▸ Records shown:
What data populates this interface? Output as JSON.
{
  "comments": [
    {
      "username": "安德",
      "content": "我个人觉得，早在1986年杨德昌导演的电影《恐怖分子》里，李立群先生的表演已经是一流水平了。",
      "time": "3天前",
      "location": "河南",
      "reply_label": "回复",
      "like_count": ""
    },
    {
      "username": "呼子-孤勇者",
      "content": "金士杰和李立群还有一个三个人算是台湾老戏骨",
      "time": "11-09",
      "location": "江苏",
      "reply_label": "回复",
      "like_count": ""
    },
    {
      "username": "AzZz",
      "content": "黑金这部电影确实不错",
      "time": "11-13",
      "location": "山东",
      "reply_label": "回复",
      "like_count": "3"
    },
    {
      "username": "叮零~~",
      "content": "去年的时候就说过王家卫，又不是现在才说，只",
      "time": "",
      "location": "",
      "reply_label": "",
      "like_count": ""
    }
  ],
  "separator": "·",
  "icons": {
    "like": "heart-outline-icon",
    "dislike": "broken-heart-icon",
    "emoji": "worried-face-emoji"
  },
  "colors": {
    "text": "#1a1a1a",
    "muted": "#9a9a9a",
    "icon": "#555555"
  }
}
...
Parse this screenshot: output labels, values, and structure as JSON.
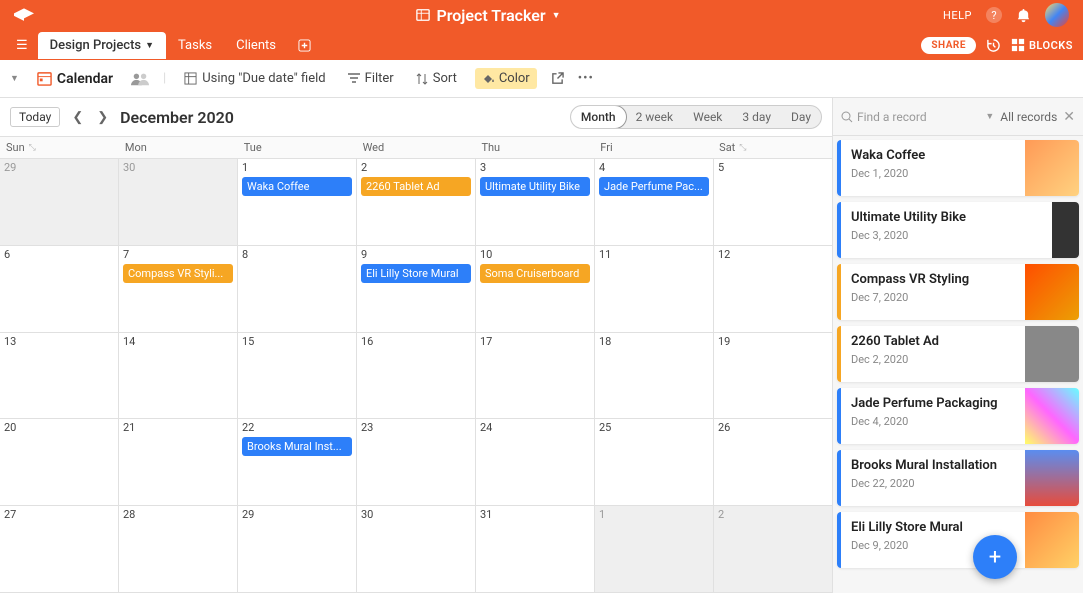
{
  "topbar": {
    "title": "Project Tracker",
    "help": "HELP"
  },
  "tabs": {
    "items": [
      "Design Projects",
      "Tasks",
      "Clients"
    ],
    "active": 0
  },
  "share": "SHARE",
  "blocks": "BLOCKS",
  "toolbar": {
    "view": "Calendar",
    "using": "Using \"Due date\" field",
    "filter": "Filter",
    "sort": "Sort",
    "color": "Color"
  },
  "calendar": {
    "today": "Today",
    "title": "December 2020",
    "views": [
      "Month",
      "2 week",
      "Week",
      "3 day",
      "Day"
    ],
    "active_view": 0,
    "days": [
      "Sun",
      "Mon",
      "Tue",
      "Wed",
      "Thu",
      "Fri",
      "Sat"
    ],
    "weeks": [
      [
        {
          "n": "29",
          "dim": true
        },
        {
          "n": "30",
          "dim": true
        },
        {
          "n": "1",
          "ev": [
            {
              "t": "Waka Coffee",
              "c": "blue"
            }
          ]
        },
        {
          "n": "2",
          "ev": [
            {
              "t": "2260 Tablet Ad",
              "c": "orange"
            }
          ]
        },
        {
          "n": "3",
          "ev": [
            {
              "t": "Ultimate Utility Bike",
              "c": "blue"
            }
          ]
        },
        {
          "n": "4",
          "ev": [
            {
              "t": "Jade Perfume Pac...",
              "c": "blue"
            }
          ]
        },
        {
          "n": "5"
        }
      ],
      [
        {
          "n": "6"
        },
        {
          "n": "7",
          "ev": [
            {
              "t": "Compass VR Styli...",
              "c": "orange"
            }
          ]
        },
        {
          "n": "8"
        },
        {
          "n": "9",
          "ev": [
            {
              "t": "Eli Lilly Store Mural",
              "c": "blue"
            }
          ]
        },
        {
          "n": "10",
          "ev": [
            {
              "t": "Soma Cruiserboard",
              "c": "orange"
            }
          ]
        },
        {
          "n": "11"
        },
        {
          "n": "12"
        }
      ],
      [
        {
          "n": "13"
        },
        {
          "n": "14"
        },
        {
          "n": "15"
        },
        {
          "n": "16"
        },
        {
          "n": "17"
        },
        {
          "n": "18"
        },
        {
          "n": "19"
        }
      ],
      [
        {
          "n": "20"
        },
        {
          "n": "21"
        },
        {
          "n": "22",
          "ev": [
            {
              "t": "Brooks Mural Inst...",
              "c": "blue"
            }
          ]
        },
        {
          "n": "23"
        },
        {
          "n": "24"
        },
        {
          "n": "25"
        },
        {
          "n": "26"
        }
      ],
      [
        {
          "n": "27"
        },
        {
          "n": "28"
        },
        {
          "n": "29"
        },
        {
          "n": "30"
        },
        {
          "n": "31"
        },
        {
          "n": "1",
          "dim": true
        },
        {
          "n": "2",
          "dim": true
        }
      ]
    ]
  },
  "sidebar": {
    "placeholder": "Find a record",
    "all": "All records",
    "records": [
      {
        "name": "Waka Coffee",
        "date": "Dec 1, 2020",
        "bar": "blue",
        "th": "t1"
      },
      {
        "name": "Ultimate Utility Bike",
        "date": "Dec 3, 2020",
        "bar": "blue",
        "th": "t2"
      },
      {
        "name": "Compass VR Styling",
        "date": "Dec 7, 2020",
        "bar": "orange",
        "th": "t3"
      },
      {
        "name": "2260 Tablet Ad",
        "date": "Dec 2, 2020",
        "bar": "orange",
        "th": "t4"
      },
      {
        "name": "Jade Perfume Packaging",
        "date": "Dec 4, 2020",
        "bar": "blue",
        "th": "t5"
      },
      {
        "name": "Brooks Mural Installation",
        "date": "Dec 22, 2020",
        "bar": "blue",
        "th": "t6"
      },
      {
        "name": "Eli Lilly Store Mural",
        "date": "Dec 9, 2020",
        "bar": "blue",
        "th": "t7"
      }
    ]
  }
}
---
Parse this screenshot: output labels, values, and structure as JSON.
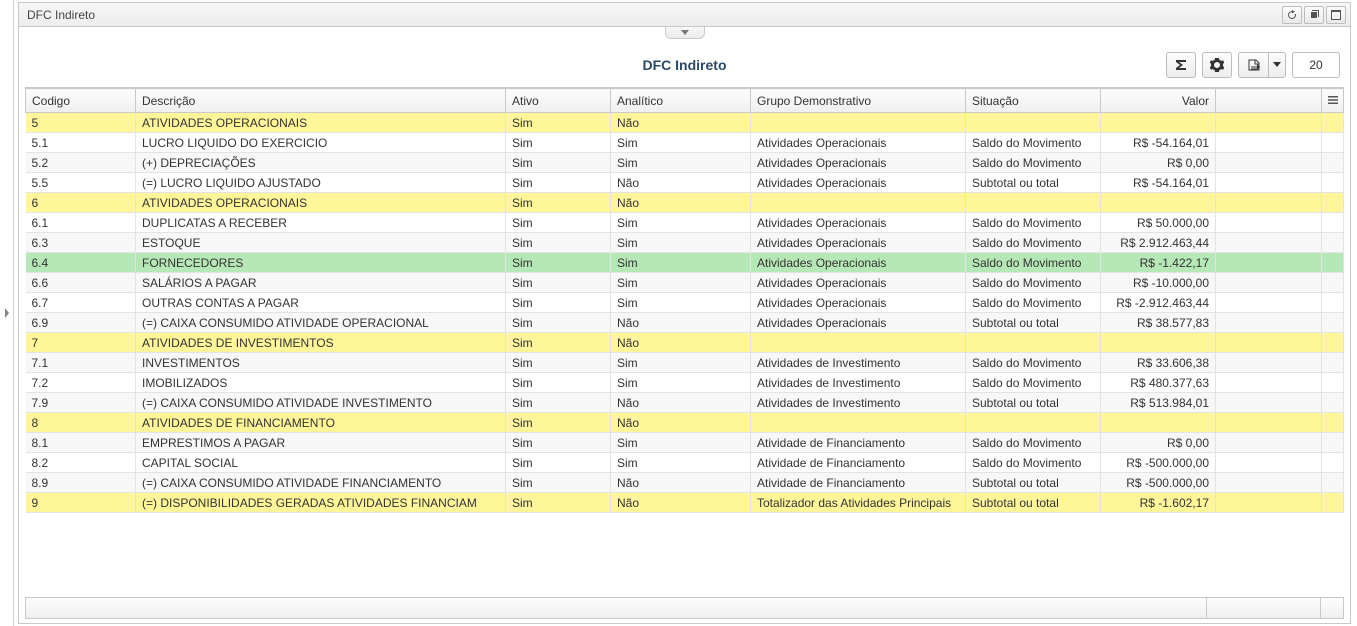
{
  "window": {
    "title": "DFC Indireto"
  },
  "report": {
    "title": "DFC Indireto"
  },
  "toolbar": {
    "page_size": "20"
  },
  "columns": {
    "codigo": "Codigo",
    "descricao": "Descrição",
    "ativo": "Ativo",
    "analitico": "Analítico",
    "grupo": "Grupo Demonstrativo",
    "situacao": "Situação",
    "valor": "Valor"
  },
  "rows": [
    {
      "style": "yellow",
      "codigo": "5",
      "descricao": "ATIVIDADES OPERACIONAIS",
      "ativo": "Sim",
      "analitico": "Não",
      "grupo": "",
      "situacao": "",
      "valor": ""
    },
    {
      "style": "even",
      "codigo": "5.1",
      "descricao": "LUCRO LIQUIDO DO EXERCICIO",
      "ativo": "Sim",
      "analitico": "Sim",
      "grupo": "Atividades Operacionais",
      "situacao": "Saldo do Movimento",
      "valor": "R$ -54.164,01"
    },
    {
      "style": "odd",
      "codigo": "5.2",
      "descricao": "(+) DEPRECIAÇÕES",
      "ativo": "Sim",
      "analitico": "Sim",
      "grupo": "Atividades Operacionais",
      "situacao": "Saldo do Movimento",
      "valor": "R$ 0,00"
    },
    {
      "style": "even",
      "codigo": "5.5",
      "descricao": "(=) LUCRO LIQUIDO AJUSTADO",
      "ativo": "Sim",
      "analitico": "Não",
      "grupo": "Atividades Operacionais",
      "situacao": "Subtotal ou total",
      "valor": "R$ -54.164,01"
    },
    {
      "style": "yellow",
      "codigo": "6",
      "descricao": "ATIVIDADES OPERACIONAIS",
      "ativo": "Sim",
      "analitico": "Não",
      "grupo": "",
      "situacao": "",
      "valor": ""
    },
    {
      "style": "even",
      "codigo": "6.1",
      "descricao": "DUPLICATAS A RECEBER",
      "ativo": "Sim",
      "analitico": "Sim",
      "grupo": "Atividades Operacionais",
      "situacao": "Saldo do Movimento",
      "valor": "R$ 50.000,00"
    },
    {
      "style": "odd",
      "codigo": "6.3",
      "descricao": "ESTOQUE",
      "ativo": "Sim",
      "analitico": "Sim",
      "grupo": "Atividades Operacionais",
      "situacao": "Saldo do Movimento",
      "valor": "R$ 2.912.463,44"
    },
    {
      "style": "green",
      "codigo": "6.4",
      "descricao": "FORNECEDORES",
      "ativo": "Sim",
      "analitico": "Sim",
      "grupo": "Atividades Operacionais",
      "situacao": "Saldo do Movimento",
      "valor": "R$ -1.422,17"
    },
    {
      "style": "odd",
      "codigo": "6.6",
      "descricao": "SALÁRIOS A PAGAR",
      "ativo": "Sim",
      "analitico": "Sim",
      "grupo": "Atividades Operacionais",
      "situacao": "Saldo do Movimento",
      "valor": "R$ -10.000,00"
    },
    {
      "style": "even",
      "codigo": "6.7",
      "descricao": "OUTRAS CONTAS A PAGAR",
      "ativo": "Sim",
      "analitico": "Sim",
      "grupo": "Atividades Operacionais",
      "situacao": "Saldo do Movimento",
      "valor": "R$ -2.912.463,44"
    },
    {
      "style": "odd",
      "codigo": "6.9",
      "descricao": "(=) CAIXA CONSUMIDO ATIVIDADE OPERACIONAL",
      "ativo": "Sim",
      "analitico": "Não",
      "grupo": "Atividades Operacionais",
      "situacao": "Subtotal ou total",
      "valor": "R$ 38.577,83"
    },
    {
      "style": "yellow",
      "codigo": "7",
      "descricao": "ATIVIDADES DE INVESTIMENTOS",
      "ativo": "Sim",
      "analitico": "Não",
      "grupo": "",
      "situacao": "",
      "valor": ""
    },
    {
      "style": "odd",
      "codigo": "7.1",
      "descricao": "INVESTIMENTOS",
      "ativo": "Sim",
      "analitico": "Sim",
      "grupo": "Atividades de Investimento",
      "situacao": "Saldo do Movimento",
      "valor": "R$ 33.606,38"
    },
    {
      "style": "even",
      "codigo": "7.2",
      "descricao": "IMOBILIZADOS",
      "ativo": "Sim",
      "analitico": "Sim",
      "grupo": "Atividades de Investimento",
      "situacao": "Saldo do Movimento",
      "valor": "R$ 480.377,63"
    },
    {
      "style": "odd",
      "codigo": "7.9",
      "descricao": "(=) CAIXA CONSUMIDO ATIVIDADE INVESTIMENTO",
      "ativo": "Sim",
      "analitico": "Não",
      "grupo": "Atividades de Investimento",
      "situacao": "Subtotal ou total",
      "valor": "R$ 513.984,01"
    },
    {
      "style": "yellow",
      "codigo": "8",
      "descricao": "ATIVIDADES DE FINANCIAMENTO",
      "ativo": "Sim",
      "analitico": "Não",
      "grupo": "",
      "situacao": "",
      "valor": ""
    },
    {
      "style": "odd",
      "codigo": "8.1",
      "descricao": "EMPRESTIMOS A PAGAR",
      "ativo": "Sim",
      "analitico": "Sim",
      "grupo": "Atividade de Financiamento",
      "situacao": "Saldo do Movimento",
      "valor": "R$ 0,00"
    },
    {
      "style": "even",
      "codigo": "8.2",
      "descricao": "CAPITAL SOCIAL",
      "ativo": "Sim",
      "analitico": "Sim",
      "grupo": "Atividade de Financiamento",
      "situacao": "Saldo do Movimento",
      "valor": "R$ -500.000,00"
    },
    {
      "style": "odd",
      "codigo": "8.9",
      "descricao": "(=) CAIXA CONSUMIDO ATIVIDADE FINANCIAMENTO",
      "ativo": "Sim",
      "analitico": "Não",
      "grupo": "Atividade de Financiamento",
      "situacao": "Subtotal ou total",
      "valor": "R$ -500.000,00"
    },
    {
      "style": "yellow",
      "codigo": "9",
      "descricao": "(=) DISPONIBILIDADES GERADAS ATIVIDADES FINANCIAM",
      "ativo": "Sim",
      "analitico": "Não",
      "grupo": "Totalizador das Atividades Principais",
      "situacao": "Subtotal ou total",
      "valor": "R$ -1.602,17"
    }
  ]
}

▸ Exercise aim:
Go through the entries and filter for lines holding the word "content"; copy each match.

▸ Solution to the exercise:
      "content": "我个人觉得，早在1986年杨德昌导演的电影《恐怖分子》里，李立群先生的表演已经是一流水平了。",
      "content": "金士杰和李立群还有一个三个人算是台湾老戏骨",
      "content": "黑金这部电影确实不错",
      "content": "去年的时候就说过王家卫，又不是现在才说，只",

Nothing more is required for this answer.